MedPAC calls for reporting of samples to aid detailing

Share this article:
An influential advisory board urged Congress to impose far-reaching transparency rules on payments to healthcare professionals and organizations interacting with the drug industry—including reporting samples, in part to aid counterdetailing efforts.

The Medicare Payment Advisory Commission (MedPAC) delivered a much-anticipated report on Medicare payment policy Friday, essentially calling for a significantly expanded version of the Physician Payments Sunshine Act currently pending in Congress. The group recommended that manufacturers of drugs, devices and biologics be required to report payments and transfers of value worth more than $100 per year including: gifts; food; travel; honoraria; research; funding for education and conferences; consulting fees; investment interests, royalties and samples.

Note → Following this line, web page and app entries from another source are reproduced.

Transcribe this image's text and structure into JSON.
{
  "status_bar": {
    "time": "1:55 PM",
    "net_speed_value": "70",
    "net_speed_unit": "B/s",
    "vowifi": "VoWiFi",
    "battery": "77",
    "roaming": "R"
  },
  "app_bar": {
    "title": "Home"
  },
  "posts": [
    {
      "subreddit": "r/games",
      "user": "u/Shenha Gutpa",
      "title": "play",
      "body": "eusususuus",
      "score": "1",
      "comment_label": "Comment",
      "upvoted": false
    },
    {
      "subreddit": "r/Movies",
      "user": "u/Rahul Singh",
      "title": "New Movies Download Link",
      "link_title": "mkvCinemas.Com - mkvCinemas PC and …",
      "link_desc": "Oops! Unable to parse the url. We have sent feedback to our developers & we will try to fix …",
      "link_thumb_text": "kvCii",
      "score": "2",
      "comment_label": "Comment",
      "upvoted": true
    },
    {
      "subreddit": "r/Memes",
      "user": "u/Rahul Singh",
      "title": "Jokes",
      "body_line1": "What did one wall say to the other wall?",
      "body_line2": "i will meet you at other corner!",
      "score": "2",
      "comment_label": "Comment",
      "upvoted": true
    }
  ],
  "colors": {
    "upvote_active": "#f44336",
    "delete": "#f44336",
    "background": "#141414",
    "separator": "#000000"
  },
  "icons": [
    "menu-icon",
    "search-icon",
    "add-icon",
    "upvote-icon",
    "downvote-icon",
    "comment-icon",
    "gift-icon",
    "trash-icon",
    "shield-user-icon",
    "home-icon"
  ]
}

“In 2005, pharmaceutical manufacturers provided free samples with a retail value of more than $18 billion to physicians and other providers,” the report's executive summary said. “While free samples may benefit the patient, there are concerns they may influence physicians' prescribing decisions and lead physicians and patients to rely on more expensive drugs when less expensive medications might be equally effective. More information about the distribution of samples would enable researchers to study their impact on prescribing patterns and overall drug costs and could help payers and health plans target their counterdetailing programs.”

MedPAC called for company reporting on gifts also to: “physician groups and other prescribers; pharmacies and pharmacists; health plans, pharmacy benefit managers and their employees; hospitals and medical schools; organizations that sponsor continuing medical education; patient organizations and professional organizations.”

Federal reporting requirements should carry broad pre-emption powers, the group advised, with exception to those state laws that mandate more information on payments and recipients than the US does, and the Secretary of Health and Human Services should be authorized to assess civil penalties on companies that fail to meet the requirements. 

Share this article:
You must be a registered member of MMM to post a comment.

Email Newsletters

MM&M Future Leaders


Register now

Early bird $1,950 before 31 October 2014

*Group discounts available on request 

MM&M EBOOK: PATIENT ACCESS

Patient access to pharmaceuticals is a tale of two worlds—affordability has improved for the majority, while the minority is hampered by cost, distribution and red tape. To provide marketers with a well-rounded perspective, MM&M presents this e-book chock full of key insights. Click here to access it.

More in Features

Read the complete October 2014 Digital Edition

Read the complete October 2014 Digital Edition

Click the above link to access the complete Digital Edition of the October 2014 issue of MM&M, with all text, charts and pictures.

Predicting your pink slip

Predicting your pink slip

Any time a firm needs to save money, high-salaried executives are targets

Private View: New ways to engage with customers

Private View: New ways to engage with customers

These healthcare social media campaigns successfully use emotion, altruism and the human desire to "brand" oneself to get customers engaged.